Anthropology graduate student wins prestigious Paper Prize

Sarah Bakker, graduate student in anthropology, delivers her paper on the Syriac Orthodox Christian community in the Netherlands, refugees from the Middle East.

Sarah Bakker, a graduate student in anthropology, is the first UC Santa Cruz student to win the prestigious Paper Prize from the Society for the Anthropology of Europe.

The prize was presented at the American Anthropological Association's annual meeting in New Orleans. Bakker was awarded the opportunity to present a research paper and have it reviewed by scholars in her field.

Bakker is a Ph.D. candidate studying the Syriac Orthodox Christian community in the Netherlands, refugees from the Middle East who have fled violent conflict in their native countries.  The community numbers between 10,000 to15,000. Its members have moved to the Netherlands since the 1960s from Turkey, Syria, Lebanon, Iraq, and Iran.

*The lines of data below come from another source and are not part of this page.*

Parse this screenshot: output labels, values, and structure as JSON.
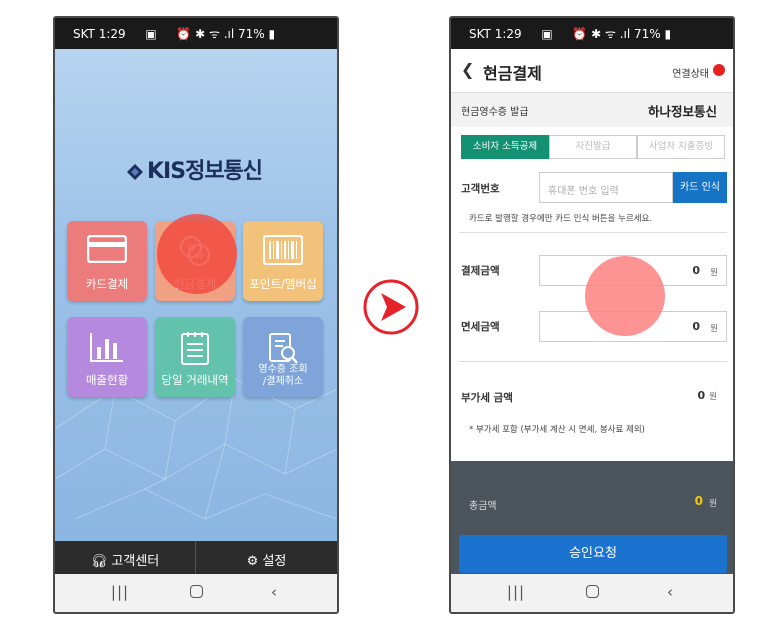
{
  "phone1": {
    "status": {
      "carrier_time": "SKT 1:29",
      "icons": "⏰ ✱ ᯤ .ıl",
      "battery": "71%"
    },
    "brand": "KIS정보통신",
    "tiles": [
      {
        "label": "카드결제",
        "icon": "card-icon"
      },
      {
        "label": "현금결제",
        "icon": "coins-icon"
      },
      {
        "label": "포인트/멤버십",
        "icon": "barcode-icon"
      },
      {
        "label": "매출현황",
        "icon": "bar-chart-icon"
      },
      {
        "label": "당일 거래내역",
        "icon": "notepad-icon"
      },
      {
        "label_line1": "영수증 조회",
        "label_line2": "/결제취소",
        "icon": "receipt-search-icon"
      }
    ],
    "bottom": {
      "support": "고객센터",
      "settings": "설정"
    }
  },
  "phone2": {
    "status": {
      "carrier_time": "SKT 1:29",
      "icons": "⏰ ✱ ᯤ .ıl",
      "battery": "71%"
    },
    "title": "현금결제",
    "connection_label": "연결상태",
    "connection_color": "#e52222",
    "receipt_issue_label": "현금영수증 발급",
    "merchant_name": "하나정보통신",
    "tabs": [
      "소비자 소득공제",
      "자진발급",
      "사업자 지출증빙"
    ],
    "active_tab": 0,
    "customer_label": "고객번호",
    "phone_placeholder": "휴대폰 번호 입력",
    "card_button": "카드 인식",
    "card_hint": "카드로 발행할 경우에만 카드 인식 버튼을 누르세요.",
    "payment_label": "결제금액",
    "payment_amount": "0",
    "taxfree_label": "면세금액",
    "taxfree_amount": "0",
    "currency_unit": "원",
    "vat_label": "부가세 금액",
    "vat_amount": "0",
    "vat_note": "* 부가세 포함 (부가세 계산 시 면세, 봉사료 제외)",
    "total_label": "총금액",
    "total_amount": "0",
    "approve_button": "승인요청"
  },
  "colors": {
    "accent_green": "#149073",
    "primary_blue": "#1b72cf",
    "total_yellow": "#f2c60f",
    "arrow_red": "#e8222a"
  }
}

They speak a dialect of Aramaic.

They face debates on secularism and tradition. "I'm looking at how they try to craft a sense of communal identity in the Netherlands," said Bakker who returned last November from a year of field work. "It is difficult for this community to be a coherent group."

Bakker, whose heritage is Dutch and American, grew up in the Netherlands, Alaska, and Seattle. She enrolled at UC Santa Cruz in the fall of 2006 and previously earned her bachelor's degree in classical studies and English at Kings College, London.

"I've always been interested in Christianity in its more unusual forms," she said. Her senior thesis at Kings College was on the early Christian church in the late Roman Empire.  "I had had an interdisciplinary interest, philosophy, theater, arts, a broad approach focused on ancient Christian history," she said.

She discovered anthropology after taking a class while working at the University of Washington several years ago. "I immediately felt at home, felt like I was an anthropologist all this time, " she said.

She selected UC Santa Cruz, where she works with Professor Melissa Caldwell, "because of the quality work of the faculty," she said.

"I feel shaped by Santa Cruz but not limited by it," she said. "It is so inspiring, really creative, innovative, and very nurturing to my work."

This quarter Bakker is teaching a class on the ethnography of Europe.

Caldwell said Bakker has won major grants in support of her research including the Social Science Research Council's International Dissertation Research Fellowship and the Wenner-Gren Foundation's Dissertation Research Fellowship for anthropological research.